Arkwright's drawing frame, commonly known as a lantern frame, c.1780. 'Drawing' was part of the preparatory processes applied to cotton prior to it being spun - Drawing both strengthens and evens the fibres and adds some twist. This machine was proba
Second model separate condenser, formerly described as the "original" model. Made by James Watt (1736-1819), 1765. Early Newcomen engines were inefficient as their working cycle entailed continual heating and cooling of the cylinder, which wasted fue
Trial portion of the Difference Engine, the first known automatic calculator.
Brooch made of wire from the first Zeppelin brought-down in England, mounted on card by the British Red Cross, presumably for fund-rising purposes, c.1917
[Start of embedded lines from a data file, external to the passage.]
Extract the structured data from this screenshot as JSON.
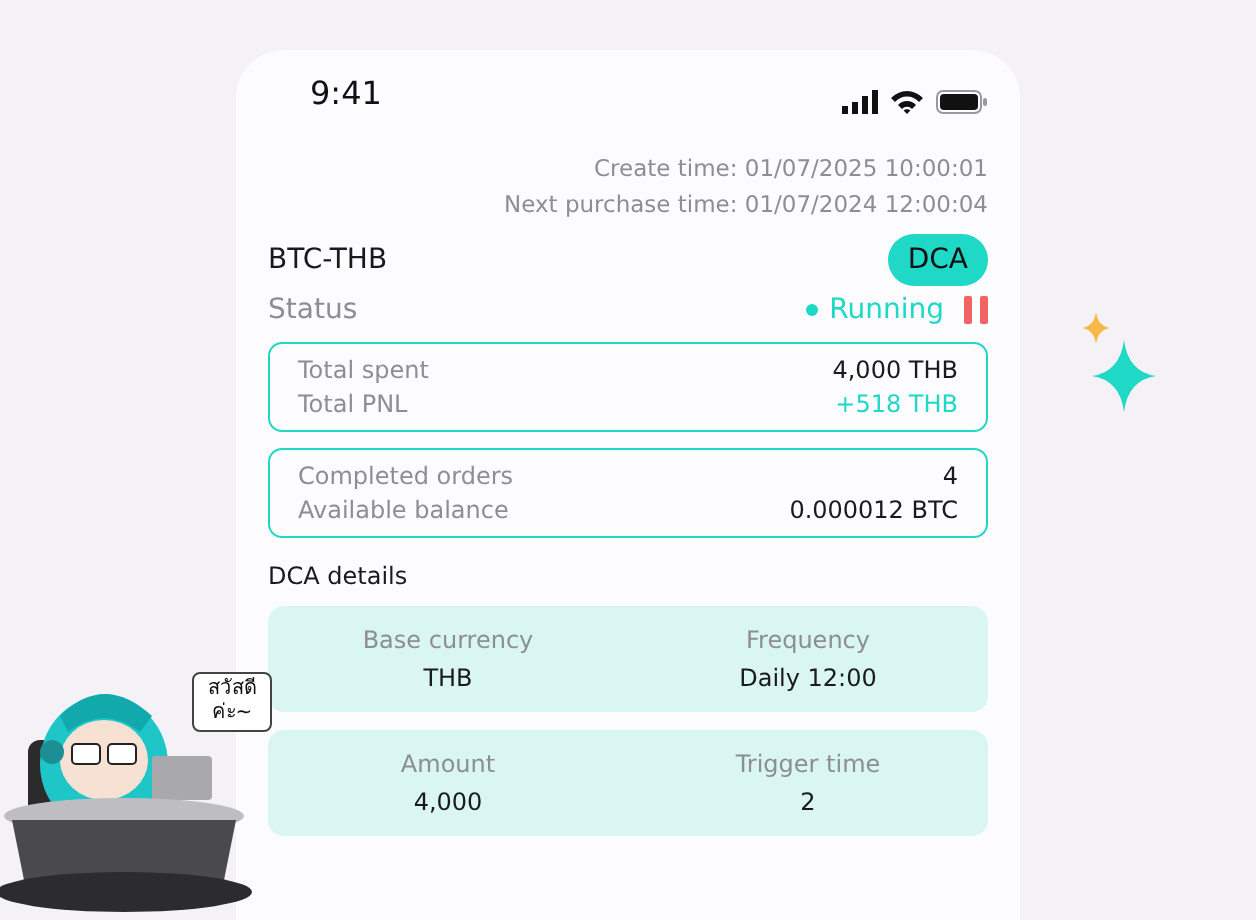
{
  "status_bar": {
    "time": "9:41"
  },
  "header": {
    "create_time": "Create time: 01/07/2025 10:00:01",
    "next_purchase_time": "Next purchase time: 01/07/2024 12:00:04"
  },
  "pair": "BTC-THB",
  "strategy_badge": "DCA",
  "status": {
    "label": "Status",
    "value": "Running",
    "kind": "running"
  },
  "summary_cards": [
    {
      "rows": [
        {
          "label": "Total spent",
          "value": "4,000 THB",
          "kind": "plain"
        },
        {
          "label": "Total PNL",
          "value": "+518 THB",
          "kind": "positive"
        }
      ]
    },
    {
      "rows": [
        {
          "label": "Completed orders",
          "value": "4",
          "kind": "plain"
        },
        {
          "label": "Available balance",
          "value": "0.000012 BTC",
          "kind": "plain"
        }
      ]
    }
  ],
  "details": {
    "title": "DCA details",
    "cards": [
      {
        "items": [
          {
            "label": "Base currency",
            "value": "THB"
          },
          {
            "label": "Frequency",
            "value": "Daily 12:00"
          }
        ]
      },
      {
        "items": [
          {
            "label": "Amount",
            "value": "4,000"
          },
          {
            "label": "Trigger time",
            "value": "2"
          }
        ]
      }
    ]
  },
  "mascot": {
    "speech": "สวัสดี ค่ะ~"
  }
}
Cooke and Wheatstone's earliest (five-needle) telegraph, 1837
THALOMID (thalidomide) in blister pack marketed for use in treating leprosy, HIV infection and some cancers under strictly controlled conditions
Carding machine by Arkwright, 1775, believed to be from Cromford Mill. This machine is similar to the cylindrical carding machine patented by Daniel Bourne in 1748. The cotton was first ginned and beaten, then fed on to the feed roller, called a "li
This is the back bar for a Boyle's type anaesthetic machine with vaporisers for ether and trilene, flowmeters for oxygen, cyclopropane and nitrous oxide, and a rebreathing bag. The apparatus was made by the British Oxygen Company Ltd, London, England
Brass orthopaedic corsets (A158526 & A121452), to correct deformities of the bones or muscles. Probably made in England during the 19th century
H.M.V. portable gramophone No.102 with soundbox No.5B, c. 1931.